A friend stopped by one day and I told him about the transition I was sensing concerning the coffee shop. He was a bit surprised that I wanted to sell because every time he’s here it’s busy. I tried to explain to him that I was feeling pulled toward speaking and consulting more. It was becoming a good conversation. Then I told him I’d really like someone to buy the shop “that would allow me to work a day or two a week to maintain my contacts.” His next comment didn’t set right with me and has become that which is stuck in my craw.

“Why would you do that…since you don’t need the contacts anymore?”

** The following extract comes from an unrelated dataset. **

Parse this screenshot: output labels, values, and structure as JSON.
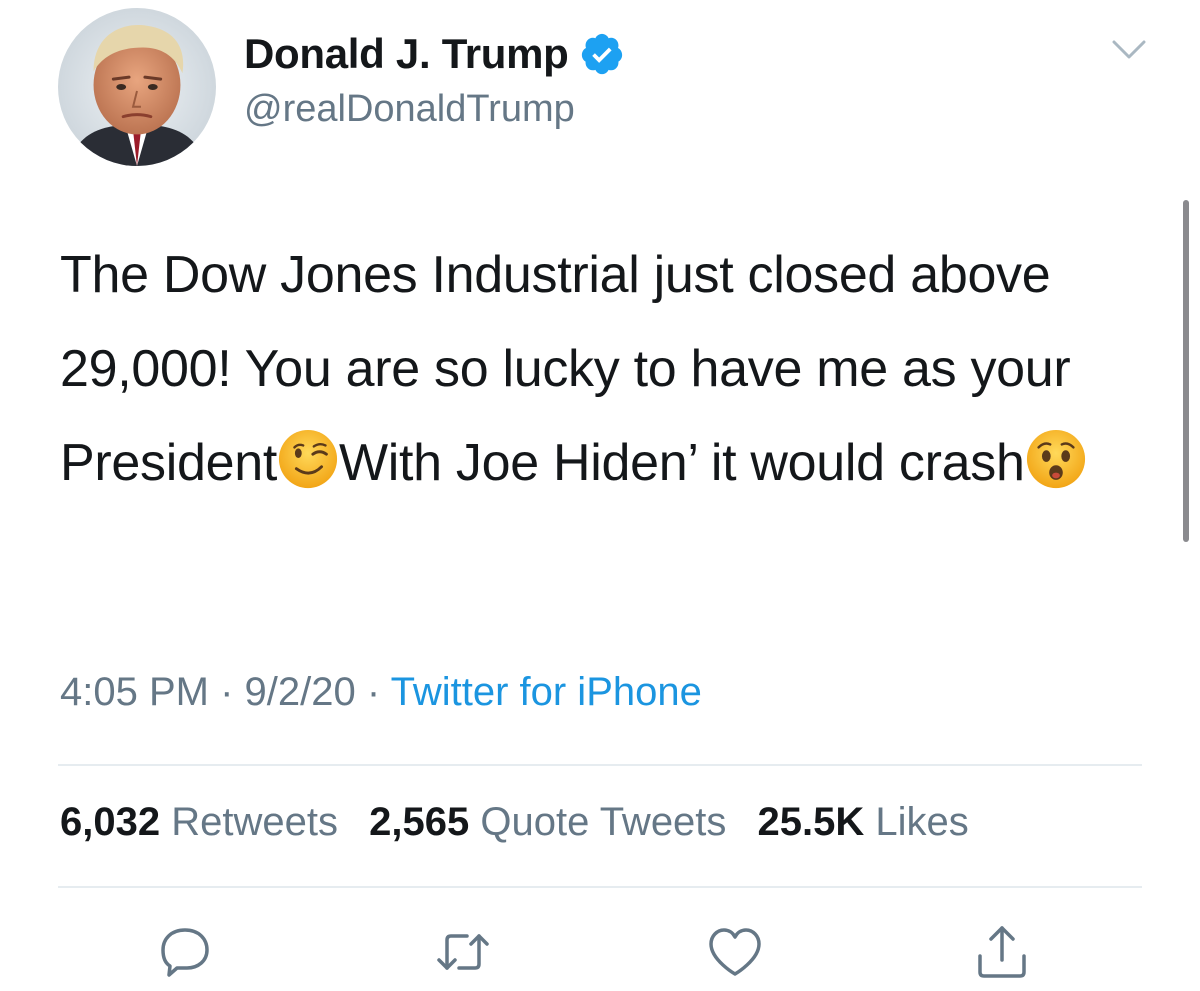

My friend didn’t mean anything malicious by that. He isn’t heartless or cold. His comment triggered memories of other conversations I’ve been involved in and it revealed how we can tend to think about people. There is a temptation for all leaders, myself included, to see people as replaceable parts in a machine. As if people are for our purposes whatever those purposes may be. When that seed takes root, no matter how subtle, we begin to farm a school of thought that is neither kind nor Christlike.

Now that I’ve had time to think about it, this is what I wish I would have said:

“Oh I do need the contacts!” Not to build my enterprise. Not to grow my church. Not to be interchangeable cogs in whatever machine I’m putting together. I need the contacts to keep me connected to the reality of my community. I need contact with normal people who I have no positional authority over. I need contacts who to keep me human. I need the contacts to remind me daily that God’s thumbprint is on everyone.

A while back Eugene Peterson wrote a book entitled, Under the Unpredictable Plant. It’s the story of Jonah. His premise is that God doesn’t just place us somewhere to be agents of holiness in other people’s lives. He asks us to serve in places where others can be agents of holiness in our lives. That’s why I need the contacts. I think we all do.